Unfortunately, “Officially licenced by the BBC” =/= canon.
Until last night, the Eighth Doctor was the one to End the Time War, but only because that assumption was never contradicted onscreen, and Matt Smith was unrefuteably identified as the Eleventh Doctor(and we can all count).
Now it seems we may be given an alternative explanation - and the onscreen canon takes precedence.
I’m still not sure how I feel about this, but I know I’d feel a whole lot more positive if there was a slight hint that Paul McGann will be in the 50th.
Onscreen =/= canon either.
Because guess what? Canon doesn’t exist in Doctor Who! The only time that canon has ever been mentioned by the BBC was in a press release about the Adventure Games saying that they were canon! And that’s if we believe random press release writers to have the authority to declare canon. The only people with that kind of authority were Sidney Newman and Verity Lambert, and they never spoke of it.
Officially licensed is about the only rule about what counts, and even that’s not stuck to hard and fast. Unofficial stuff has been referenced over and over in official stuff. And nobody has ever said that on-screen trumps off-screen. That’s why we have a chameleon circuit rather than a camouflage unit. Target Novels > Televised Pertwee.
Basically, Doctor Who is the anti-canon.
It’s very fluid, yes. But the BBC isn’t allowed to make it’s UK viewers pay any more than their TV licence to follow a TV show that they make.

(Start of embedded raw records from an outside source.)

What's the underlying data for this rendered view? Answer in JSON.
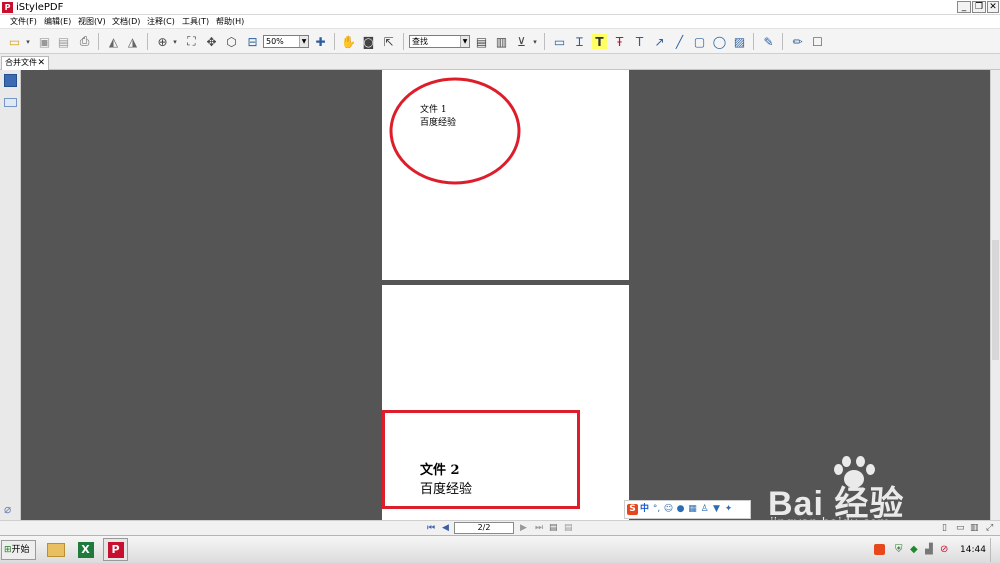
{
  "window": {
    "title": "iStylePDF",
    "app_icon_letter": "P",
    "min": "_",
    "restore": "❐",
    "close": "✕"
  },
  "menu": [
    "文件(F)",
    "编辑(E)",
    "视图(V)",
    "文档(D)",
    "注释(C)",
    "工具(T)",
    "帮助(H)"
  ],
  "toolbar": {
    "zoom_value": "50%",
    "find_value": "查找"
  },
  "tabs": [
    {
      "label": "合并文件",
      "close": "✕"
    }
  ],
  "document": {
    "page1": {
      "line1": "文件 1",
      "line2": "百度经验"
    },
    "page2": {
      "line1": "文件 2",
      "line2": "百度经验"
    }
  },
  "navigation": {
    "page_indicator": "2/2"
  },
  "ime": {
    "logo": "S",
    "mode": "中"
  },
  "taskbar": {
    "start_label": "开始",
    "clock": "14:44"
  },
  "watermark": {
    "brand": "Bai  经验",
    "url": "jingyan.baidu.com"
  },
  "colors": {
    "annotation_red": "#dd1e2a",
    "accent_red": "#c8102e",
    "workspace": "#555555"
  }
}
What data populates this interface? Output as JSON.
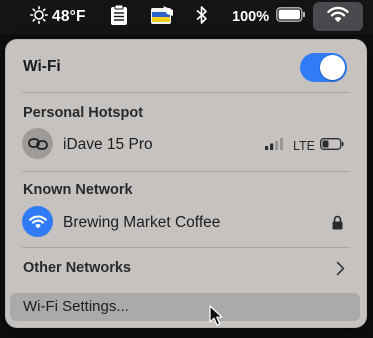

Thus: Anything aired on British TV onscreen is canon. Anything not onscreen may or may not be canon until confirmed/contradicted by the TV show.
In the case of the Adventure Games, they were freely distributed in the UK via the official BBC website and declared canon by the producers of the show.
Expanded Universe material is available to be referenced/drawn upon, as long as a plot point doesn’t require you to have read one of the novelisations/listened to an audio/bought the Official Doctor Who magazine/read a comic/etc.
As soon as it is onscreen, it is canon. As soon as onscreen canon is contradicted by other onscreen canon, we have a problem. But if it is in the expanded Universe and then contradicted by the TV show, then it is the TV show we refer to.
If all officially licenced material is canon, then the Tenth Doctor should have remembered the name “Sally Sparrow” in connection to a similarly convoluted space-time event that he experienced as the Ninth Doctor.
And what of “Human Nature”? The Tenth Doctor lands in the English countryside to become human, and proceeds to play through almost the very same events he experienced as the Seventh Doctor a year later, with some of the people even sharing names.
I use “Chameleon circuit”, because the writers on the show decided to adopt that, it was onscreen. The writers used it because they liked it. If they hadn’t used it in the show we might still all be calling it the camouflage unit.
The original producers were in charge of the original canon. They eventually passed that duty of canon-smithing on to new producers, who in turn passed that on to new producers.The BBC made Steven Moffat the showrunner, and right now he is in charge. We can dispute the canonicity of “You leave the brakes on,” (because we know the Doctor lies/River shows off), but if we are shown what happens during the Time War and that happens to contradict something in the comics, then we must find some alternative explanation for the events in the comics.
Doctor Who is not anti-canon. It’s wibbly-wobbly, canonny-wanonny. There is a free exchange between onscreen and off, but the TV show is where it is at. Doctor Who is the TV show.